--- START ---

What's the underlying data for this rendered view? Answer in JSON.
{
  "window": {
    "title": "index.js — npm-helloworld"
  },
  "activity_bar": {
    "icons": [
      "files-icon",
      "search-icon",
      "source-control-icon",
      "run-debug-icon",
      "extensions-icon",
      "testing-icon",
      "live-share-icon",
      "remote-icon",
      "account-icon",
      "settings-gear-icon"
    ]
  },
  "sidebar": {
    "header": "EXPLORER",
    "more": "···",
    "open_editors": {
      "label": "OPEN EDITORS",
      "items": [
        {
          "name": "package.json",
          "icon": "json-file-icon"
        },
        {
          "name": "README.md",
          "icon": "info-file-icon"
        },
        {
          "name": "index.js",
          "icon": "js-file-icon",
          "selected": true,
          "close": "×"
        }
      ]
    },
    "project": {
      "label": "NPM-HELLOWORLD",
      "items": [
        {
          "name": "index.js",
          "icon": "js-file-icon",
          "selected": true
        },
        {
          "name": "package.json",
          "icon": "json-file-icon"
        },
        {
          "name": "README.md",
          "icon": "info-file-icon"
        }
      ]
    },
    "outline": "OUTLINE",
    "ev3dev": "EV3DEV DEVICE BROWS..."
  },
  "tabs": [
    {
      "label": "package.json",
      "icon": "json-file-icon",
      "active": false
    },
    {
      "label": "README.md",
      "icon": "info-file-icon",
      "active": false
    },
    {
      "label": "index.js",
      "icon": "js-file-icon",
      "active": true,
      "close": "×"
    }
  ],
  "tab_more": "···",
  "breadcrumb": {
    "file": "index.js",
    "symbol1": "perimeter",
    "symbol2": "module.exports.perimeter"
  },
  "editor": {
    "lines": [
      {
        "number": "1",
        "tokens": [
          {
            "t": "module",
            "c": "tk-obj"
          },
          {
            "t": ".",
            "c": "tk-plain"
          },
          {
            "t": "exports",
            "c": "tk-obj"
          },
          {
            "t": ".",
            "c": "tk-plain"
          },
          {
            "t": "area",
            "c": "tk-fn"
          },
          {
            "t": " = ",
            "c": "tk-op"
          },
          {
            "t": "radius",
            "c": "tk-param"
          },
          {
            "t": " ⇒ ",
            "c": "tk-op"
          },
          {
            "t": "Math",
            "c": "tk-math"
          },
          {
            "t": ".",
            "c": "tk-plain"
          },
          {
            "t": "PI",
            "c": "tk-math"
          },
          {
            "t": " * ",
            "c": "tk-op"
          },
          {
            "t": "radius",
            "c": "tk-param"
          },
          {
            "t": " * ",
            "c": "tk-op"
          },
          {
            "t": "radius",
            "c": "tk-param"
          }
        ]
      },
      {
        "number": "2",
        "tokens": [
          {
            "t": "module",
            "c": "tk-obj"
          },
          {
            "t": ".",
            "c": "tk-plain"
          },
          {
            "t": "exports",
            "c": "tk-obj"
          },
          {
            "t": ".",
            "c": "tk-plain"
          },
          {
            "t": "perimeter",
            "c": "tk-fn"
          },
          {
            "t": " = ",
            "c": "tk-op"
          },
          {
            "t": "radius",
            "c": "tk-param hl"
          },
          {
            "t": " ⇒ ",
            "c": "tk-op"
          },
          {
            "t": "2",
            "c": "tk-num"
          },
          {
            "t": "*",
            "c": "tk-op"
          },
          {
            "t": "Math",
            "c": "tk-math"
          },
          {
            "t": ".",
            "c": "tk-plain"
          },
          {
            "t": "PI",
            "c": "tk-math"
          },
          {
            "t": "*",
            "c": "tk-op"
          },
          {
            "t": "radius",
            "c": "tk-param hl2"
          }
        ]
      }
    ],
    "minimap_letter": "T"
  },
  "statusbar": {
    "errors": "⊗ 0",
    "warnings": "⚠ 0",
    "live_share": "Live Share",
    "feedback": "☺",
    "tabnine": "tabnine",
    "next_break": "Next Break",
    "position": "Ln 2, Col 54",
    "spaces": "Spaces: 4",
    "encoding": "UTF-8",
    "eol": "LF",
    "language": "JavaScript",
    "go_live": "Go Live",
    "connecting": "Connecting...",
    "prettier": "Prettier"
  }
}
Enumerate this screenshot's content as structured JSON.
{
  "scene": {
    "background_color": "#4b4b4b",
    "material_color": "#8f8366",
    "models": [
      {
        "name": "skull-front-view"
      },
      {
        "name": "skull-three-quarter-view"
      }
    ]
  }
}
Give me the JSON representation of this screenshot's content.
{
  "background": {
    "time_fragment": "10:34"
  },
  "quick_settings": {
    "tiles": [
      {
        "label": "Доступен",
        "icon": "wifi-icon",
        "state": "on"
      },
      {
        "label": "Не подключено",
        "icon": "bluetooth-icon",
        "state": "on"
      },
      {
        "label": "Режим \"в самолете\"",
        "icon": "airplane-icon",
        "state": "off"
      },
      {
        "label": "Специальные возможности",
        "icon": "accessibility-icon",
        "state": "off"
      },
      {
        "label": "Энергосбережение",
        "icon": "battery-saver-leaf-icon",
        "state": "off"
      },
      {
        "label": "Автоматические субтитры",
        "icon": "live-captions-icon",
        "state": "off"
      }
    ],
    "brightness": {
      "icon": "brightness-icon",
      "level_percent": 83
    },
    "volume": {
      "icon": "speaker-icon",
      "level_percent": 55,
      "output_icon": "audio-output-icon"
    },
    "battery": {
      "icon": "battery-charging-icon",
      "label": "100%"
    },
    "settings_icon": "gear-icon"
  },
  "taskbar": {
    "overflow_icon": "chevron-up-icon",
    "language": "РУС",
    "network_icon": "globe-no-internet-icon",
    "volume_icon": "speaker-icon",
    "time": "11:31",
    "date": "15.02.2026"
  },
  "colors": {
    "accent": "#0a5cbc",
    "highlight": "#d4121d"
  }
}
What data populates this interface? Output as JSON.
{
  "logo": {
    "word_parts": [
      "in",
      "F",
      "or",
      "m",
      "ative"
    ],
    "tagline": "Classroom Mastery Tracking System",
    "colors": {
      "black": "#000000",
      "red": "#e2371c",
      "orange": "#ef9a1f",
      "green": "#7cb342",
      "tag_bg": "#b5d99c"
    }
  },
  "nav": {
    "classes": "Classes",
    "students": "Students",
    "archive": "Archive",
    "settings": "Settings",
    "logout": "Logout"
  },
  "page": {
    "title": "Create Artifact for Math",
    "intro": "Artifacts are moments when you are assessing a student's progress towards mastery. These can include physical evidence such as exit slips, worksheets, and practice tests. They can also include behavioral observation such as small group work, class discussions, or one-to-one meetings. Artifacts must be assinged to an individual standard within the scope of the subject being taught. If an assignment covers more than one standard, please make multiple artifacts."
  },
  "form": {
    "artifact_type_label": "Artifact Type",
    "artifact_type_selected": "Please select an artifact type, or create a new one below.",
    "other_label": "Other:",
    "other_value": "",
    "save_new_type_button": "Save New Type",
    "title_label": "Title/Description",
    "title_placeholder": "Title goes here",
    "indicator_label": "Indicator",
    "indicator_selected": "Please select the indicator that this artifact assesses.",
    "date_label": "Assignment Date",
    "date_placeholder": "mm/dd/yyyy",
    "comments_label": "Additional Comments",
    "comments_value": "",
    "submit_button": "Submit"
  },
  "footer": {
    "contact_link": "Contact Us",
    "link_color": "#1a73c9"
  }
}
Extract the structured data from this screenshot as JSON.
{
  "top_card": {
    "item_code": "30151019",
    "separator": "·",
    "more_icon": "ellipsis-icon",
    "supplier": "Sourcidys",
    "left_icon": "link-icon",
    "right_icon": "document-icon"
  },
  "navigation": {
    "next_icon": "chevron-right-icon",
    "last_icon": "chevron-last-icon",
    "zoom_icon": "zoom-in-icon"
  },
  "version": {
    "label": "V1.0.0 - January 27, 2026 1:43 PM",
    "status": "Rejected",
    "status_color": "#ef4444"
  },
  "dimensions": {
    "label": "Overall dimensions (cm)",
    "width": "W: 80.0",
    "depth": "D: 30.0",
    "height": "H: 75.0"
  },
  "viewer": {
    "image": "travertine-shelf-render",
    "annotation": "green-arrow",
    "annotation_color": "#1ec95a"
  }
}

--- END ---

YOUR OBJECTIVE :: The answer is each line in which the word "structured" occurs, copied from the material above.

YOUR RESPONSE ::
Enumerate this screenshot's content as structured JSON.
Extract the structured data from this screenshot as JSON.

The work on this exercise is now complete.